Posted July 10, 2012
Where to begin in a review of Pro Publica’s article on new research into the migration of subterranean brine to shallow water above? The inflammatory, overreaching headline? The leap from Duke University’s study to conclusions suggesting to the public that hydraulic fracturing is polluting drinking water?
Let’s start there. On that point the article is self-rebutting. See the fourth paragraph:
"No drilling chemicals were detected in the (shallow) water, and there was no correlation between where the natural brine was detected and where drilling takes place."
Then, near the end of the article:
"Nevertheless, (Robert) Jackson, one of the study's authors, said he still considers it unlikely that frack fluids and injected man-made waste are migrating into drinking water supplies. If that were happening, those contaminants would be more likely to appear in his groundwater samples, he said. His group is continuing its research into how the natural brine might have travelled, and how long it took to rise to the surface. 'There is a real time uncertainty,' he said. 'We don't know if this happens over a couple of years, or over millennia.'"

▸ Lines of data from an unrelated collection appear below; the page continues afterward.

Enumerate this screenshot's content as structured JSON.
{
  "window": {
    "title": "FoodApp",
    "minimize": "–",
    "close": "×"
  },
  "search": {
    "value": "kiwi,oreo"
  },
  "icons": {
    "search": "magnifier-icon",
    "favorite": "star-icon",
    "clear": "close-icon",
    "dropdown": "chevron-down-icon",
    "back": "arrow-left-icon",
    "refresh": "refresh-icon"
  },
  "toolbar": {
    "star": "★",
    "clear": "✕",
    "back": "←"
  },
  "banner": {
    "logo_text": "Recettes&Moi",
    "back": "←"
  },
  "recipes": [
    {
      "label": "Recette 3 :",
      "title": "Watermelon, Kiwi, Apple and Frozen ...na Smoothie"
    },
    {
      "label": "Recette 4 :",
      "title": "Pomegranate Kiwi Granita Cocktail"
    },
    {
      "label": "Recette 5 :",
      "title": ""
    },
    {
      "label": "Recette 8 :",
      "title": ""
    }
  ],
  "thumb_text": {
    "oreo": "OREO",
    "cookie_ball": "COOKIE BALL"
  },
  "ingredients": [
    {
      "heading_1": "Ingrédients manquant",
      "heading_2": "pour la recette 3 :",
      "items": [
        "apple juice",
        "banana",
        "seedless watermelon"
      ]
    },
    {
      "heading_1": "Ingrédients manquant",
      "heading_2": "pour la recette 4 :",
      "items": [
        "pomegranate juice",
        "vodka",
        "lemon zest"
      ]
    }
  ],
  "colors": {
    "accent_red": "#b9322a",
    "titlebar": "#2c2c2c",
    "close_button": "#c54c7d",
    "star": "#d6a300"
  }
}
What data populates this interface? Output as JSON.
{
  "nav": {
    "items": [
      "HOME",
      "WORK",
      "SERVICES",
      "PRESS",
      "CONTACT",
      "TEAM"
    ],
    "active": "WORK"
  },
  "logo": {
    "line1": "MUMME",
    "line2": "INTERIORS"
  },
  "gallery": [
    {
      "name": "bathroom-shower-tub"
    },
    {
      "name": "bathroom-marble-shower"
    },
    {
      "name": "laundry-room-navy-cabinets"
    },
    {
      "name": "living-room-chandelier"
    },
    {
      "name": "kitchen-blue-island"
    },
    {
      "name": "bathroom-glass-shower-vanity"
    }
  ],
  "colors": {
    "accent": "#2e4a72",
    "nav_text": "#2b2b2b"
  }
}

As for the study itself, Jackson and his team say they found that naturally occurring brine migrates upward to shallower depths. They say the risk of the migration could be greater in areas that have undergone hydraulic fracturing. Yet, there’s this from the study’s introductory summary:
“The occurrences of saline water do not correlate with the location of shale-gas wells and are consistent with reported data before rapid shale-gas development in the region …”
Energy In Depth has solid analysis on the study, here. Highlights:
- The study fails (as Jackson notes above) to establish whether the migration occurs over 10 years or 10 million years. Without that, it’s impossible to determine whether the phenomenon is cause for concern.
- If brine is traveling up from thousands of feet below the surface, why haven’t the pathways Duke’s researchers identify allowed natural gas in the Marcellus region to leak out and disappear over time?
- There’s no discussion of whether the Marcellus Shale – which is largely a dry region with “virtually no free water,” according to Penn State’s Terry Engelder – even contains enough brinewater to leak.
Engelder, a Marcellus expert who was asked by the researchers to review their work, notes a number of questions the study leaves unanswered, reducing its usefulness. He writes:
"My review is predicated on the objective of your paper which is stated as a search for '...specific areas of shale-gas development in northeastern Pennsylvania that are at increased risk for contamination of shallow drinking water resources with deeper formation brines...' (the last sentence of your abstract). The term, risk, suggests that your paper veers from a conventional geology paper and enters into the realm of science-based advocacy or if you like, science policy."
Engelder is on target there. Unfortunately, the academics, wittingly or unwittingly, produced a study that is easily morphed into a siren call by opponents of natural gas production. Pro Publica’s article is Exhibit A. Exhibit B is a Bloomberg News story under this headline: “Pennsylvania Fracking Can Put Water at Risk, Study Finds” – despite the fact the study found no evidence of such a risk.
Words like “can,” “may” and “might” camouflage the point that the study didn’t find a correlation between the location of shale-gas wells and occurrences of saline water. To suggest otherwise in a news article is disingenuous and counterproductive in the national discussion of energy from shale.
As Engelder notes, the study is a platform from which advocates can mislead. On this story, The Associated Press got it right, focusing its report on what the study showed: “Gas drilling in northeastern Pennsylvania did not contaminate nearby drinking water wells with salty water, which is a byproduct of the drilling.”
ABOUT THE AUTHOR
Mark Green joined API after a career in newspaper journalism, including 16 years as national editorial writer for The Oklahoman in the paper’s Washington bureau. Mark also was a reporter, copy editor and sports editor. He earned his journalism degree from the University of Oklahoma and master’s in journalism and public affairs from American University. He and his wife Pamela live in Occoquan, Va., where they enjoy their four grandchildren.